“But I want to see other sports (up there). Is the gap only 10 per cent? I would say it is 70 per cent. So give those facilities to the youngsters and have the right people watching them like a hawk and you will see results”
He feels that Television broadcasting brought in a lot of cash into cricket, something which helped increase players salaries and that filled BCCIs pockets so as to help them invest more in developing world class facilities for players.
“The system (that BCCI) has is as good as any in the world if not the best. There is an opportunity with the money coming in through television. You are getting more and more facilities for people who did not have facilities like in Ranchi, Visakhapatnam, Dharamsala, Rajkot.”
“For a guy in Rajkot to become big, you don’t have to go to Ahmedabad or Baroda to play a game, even though Saurashtra had the odd ground.
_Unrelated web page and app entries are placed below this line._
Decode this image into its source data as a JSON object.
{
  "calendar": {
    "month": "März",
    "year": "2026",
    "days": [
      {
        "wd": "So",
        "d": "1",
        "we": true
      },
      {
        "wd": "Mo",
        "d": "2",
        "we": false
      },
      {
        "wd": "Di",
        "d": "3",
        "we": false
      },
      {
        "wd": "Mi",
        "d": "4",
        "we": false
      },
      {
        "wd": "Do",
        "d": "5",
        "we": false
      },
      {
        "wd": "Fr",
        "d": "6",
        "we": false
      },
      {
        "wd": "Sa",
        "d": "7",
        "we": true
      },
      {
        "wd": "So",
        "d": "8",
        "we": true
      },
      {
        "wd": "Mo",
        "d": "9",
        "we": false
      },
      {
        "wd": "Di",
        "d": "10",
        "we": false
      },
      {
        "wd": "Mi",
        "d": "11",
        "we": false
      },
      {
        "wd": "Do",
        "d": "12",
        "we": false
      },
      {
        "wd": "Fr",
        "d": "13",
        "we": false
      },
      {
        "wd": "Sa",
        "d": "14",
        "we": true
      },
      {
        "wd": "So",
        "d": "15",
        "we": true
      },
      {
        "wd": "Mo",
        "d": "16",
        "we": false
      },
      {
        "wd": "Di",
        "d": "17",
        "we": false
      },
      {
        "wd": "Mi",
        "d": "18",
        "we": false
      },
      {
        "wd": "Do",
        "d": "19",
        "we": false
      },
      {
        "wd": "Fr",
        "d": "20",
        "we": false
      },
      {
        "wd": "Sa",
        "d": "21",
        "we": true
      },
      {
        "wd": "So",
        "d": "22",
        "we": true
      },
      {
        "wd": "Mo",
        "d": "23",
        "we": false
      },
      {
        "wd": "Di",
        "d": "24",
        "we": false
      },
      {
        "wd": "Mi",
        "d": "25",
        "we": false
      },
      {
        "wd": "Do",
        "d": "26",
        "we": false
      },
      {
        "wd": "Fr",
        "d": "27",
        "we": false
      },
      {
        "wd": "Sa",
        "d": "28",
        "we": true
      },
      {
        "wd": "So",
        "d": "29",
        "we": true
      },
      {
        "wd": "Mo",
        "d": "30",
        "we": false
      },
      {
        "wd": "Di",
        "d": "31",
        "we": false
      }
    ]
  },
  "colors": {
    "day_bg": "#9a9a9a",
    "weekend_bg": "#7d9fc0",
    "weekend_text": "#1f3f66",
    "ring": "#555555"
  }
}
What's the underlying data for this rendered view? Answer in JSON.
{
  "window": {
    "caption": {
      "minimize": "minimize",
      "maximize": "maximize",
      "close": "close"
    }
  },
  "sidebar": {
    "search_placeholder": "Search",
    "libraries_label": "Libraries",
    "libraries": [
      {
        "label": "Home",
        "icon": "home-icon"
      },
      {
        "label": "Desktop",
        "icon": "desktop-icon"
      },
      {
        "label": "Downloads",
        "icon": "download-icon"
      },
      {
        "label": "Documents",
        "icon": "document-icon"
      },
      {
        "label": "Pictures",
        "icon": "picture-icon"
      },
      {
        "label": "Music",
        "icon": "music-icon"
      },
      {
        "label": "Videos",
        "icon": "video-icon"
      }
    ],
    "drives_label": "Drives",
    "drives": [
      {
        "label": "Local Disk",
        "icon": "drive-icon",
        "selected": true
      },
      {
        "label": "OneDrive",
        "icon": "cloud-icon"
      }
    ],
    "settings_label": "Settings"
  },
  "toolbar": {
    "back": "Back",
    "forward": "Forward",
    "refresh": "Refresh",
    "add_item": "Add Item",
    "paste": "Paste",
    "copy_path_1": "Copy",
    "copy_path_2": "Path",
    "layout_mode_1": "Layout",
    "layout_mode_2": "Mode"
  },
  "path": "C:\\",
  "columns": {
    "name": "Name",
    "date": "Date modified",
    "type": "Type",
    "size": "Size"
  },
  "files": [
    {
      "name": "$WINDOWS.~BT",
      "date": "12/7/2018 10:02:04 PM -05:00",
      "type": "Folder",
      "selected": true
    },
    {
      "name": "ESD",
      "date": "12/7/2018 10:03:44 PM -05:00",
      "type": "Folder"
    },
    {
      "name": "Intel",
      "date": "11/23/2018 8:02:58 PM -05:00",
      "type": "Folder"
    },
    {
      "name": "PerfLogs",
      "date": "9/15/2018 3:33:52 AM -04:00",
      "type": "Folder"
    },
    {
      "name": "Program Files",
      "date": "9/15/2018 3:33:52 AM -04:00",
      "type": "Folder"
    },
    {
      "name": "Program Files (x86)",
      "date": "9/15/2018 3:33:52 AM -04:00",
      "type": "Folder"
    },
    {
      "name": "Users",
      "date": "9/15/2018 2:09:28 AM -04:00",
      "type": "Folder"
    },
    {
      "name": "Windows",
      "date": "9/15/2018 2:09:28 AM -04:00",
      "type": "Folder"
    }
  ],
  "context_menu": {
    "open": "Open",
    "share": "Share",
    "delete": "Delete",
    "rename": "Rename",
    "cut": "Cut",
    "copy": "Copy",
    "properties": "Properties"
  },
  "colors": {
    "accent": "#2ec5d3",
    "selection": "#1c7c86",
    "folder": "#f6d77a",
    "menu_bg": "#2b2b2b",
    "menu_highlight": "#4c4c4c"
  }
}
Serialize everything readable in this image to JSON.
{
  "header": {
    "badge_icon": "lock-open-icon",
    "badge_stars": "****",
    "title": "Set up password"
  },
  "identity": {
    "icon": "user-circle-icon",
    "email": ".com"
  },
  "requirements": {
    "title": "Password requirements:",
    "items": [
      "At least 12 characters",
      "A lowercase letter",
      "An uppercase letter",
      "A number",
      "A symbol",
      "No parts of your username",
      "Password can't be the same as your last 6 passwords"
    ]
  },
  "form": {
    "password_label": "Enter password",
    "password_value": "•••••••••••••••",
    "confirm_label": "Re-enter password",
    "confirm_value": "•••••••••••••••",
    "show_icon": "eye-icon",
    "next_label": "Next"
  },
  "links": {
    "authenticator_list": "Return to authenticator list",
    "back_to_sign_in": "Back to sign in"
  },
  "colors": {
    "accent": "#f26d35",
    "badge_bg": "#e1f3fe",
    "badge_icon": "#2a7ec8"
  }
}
What television has done is, it has taken the game into the drawing rooms where people are being educated about the game”
“BCCI were a fantastic body. You would not have had the Tendulkars, the Gavaskars, the Kapil Devs or Ravi Shastri without them being a good body. If you have got a professional body running, the focus is on delivering champions and giving them the best of the facilities, then you can (be good at other sports).”
“Could you have imagined Ranchi staging a Test match or Rajkot having a cricket ground? You are taking the sport into the tier II towns, the tier III towns and making people believe and giving them the facility to play the sport at the highest level,” he said.
Shastri has emphasised on the point that all sports in India need to look for broadcasters, because TV is the fastest way to reach households in Tier 2 and Tier 3 cities, where people might not be even aware of that particular sport. Money coming into the system is of paramount importance, because only then will budding players not have to look for alternate job opportunities to sustain themselves and can fully concentrate on their game.
Also, with money comes in technology, which helps the broadcasters provide the viewers with a better viewing experience, something that is very essential in attracting people towards the game.
“It has just helped the game spread and the grassroot level is now getting the attention. That is where you need professionals to make sure the money is spent well where you produce champions,” he said.
If other boards can emulate BCCIs initial system and how over the years they have emerged as the richest cricket board in the world, it will surely help aspiring atheltes to become world beaters.